2017 was a bit of a mess politically and socially. Trump’s tirades, several terrorist attacks, and an onslaught of sexual assault allegations were just some of the difficult moments we faced on a global scale this year. Although it’s important to find a balance between caring enough for the world’s struggles and taking note of your own self care, I’ve always loved entertainment and pop culture because of the relief they provide from sad or negative things.
Despite all of its negativeness, 2017 had plenty of moments that made me happy. I wanted to share my favorite pop culture moments of the year, so get ready to go down memory lane!
1) Prince Harry and Meghan Markle get engaged
Guys, this love story is a made-for-TV movie come to life! But, seriously, I’m hoping for another perfectly cheesy Lifetime flick about them a la William and Kate. Until recent months, I never knew much about Meghan Markle, but I definitely liked the sound of her and her relationship with Harry. After watching their adorable engagement interview, it’s clear that they’re truly in love and that Meghan has already begun a seamless-looking transition into royal life. Try not to smile watching that interview.
It’s the most wonderful time of the year: fall TV season! Although most of my shows don’t come back in September (I’m just waiting for This Is Us this month), a new season of TV is one of the several reasons why I’m so drawn to autumn. Tomorrow, September 17, is the day of this year’s Emmy Awards, and anyone who knows me gets that awards shows are my Christmas.
The results of last week’s Creative Arts Emmys got me hyped and ready for tomorrow’s ceremony. Alexis Bledel of The Handmaid’s Tale and Gerald McRaney from This Is Us won there for the Guest Actors in Drama categories, and Bledel’s win probably thrilled any Rory-Jess shippers who are pulling for Milo Ventimiglia to win tomorrow. After the episode “Memphis,” Gerald McRaney in the Dr. K-centric episode of This Is Us was probably the greatest cause of tears for me.
Compared to previous years, I’ve watched a good amount of the Emmy-nominated shows this time around. I’m also so excited for Stephen Colbert to host, because I know firsthand that he puts on a good show. Before covering the ceremony over at Her Campus tomorrow, I wanted to make predictions for who I think will win in the Best Comedy, Best Drama, and Drama and Comedy acting categories. Here we go!
Better Call Saul
The Handmaid’s Tale
House of Cards
This Is Us
It seems that The Handmaid’s Tale taking this is all but unannounced. I’ve yet to watch it because I just haven’t been in the right mindset for such an intense show. I think it definitely deserves the recognition because of its politically relevant material, strong cast, and success on a streaming site that isn’t very known for its original programming. Although I’d love for The Crown to pull an upset win, I think This Is Us is the strongest contender after Handmaid’s Tale.

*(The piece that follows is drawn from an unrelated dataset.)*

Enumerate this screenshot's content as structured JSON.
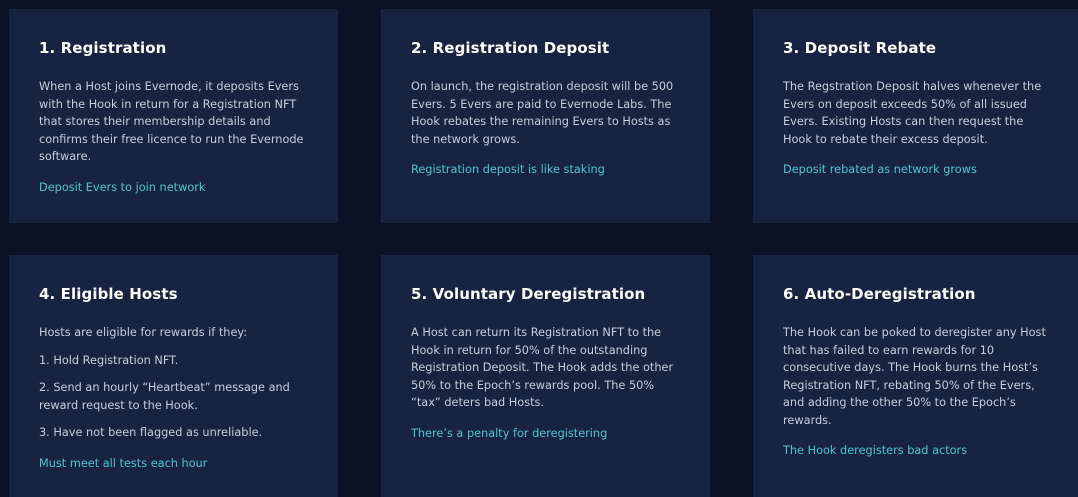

In the last nine years or so of regularly watching award shows, a lot of ceremonies inevitably blend together. When an Emmys ceremony once again has Jimmy Kimmel as host – or any late night comedian, for that matter – it feels like something we’ve seen one too many times. Is it because, even if it’s only happened once before, any late night host at an award show is a safe and familiar prospect? Does our (perhaps daily) habit of watching their interview or viral clips give us the feeling that we’ve seen any and all things a host is capable of?
I found Jimmy Kimmel to be a strong host of Sunday night’s 68th Primetime Emmy Awards. I’ve given up on truly critiquing an award show host simply because, in today’s TV climate, I feel that the same old jokes will be recycled, no matter who is on that stage. This leaves me with no judging system besides equating host success to few cringe-worthy moments.
Much like last year, the recent announcement of Emmy nominations wasn’t even on my radar. After seeing the complete list, I understand why – nearly all of the shows nominated are just not on my spectrum at all.
I was out of the country for last year’s Emmys, so maybe I’m just out of the loop about what’s the norm now, but when did these categories widen to include so many slots? Although it’s great that this allows for more deserving people to be recognized, I almost find it overwhelming, particularly with the categories for Best Comedy and Drama. Although I’m terrible at keeping up with current shows, I do like to have at least some exposure to the nominated works and their actors, and that has become increasingly difficult to do with these kind of nominations.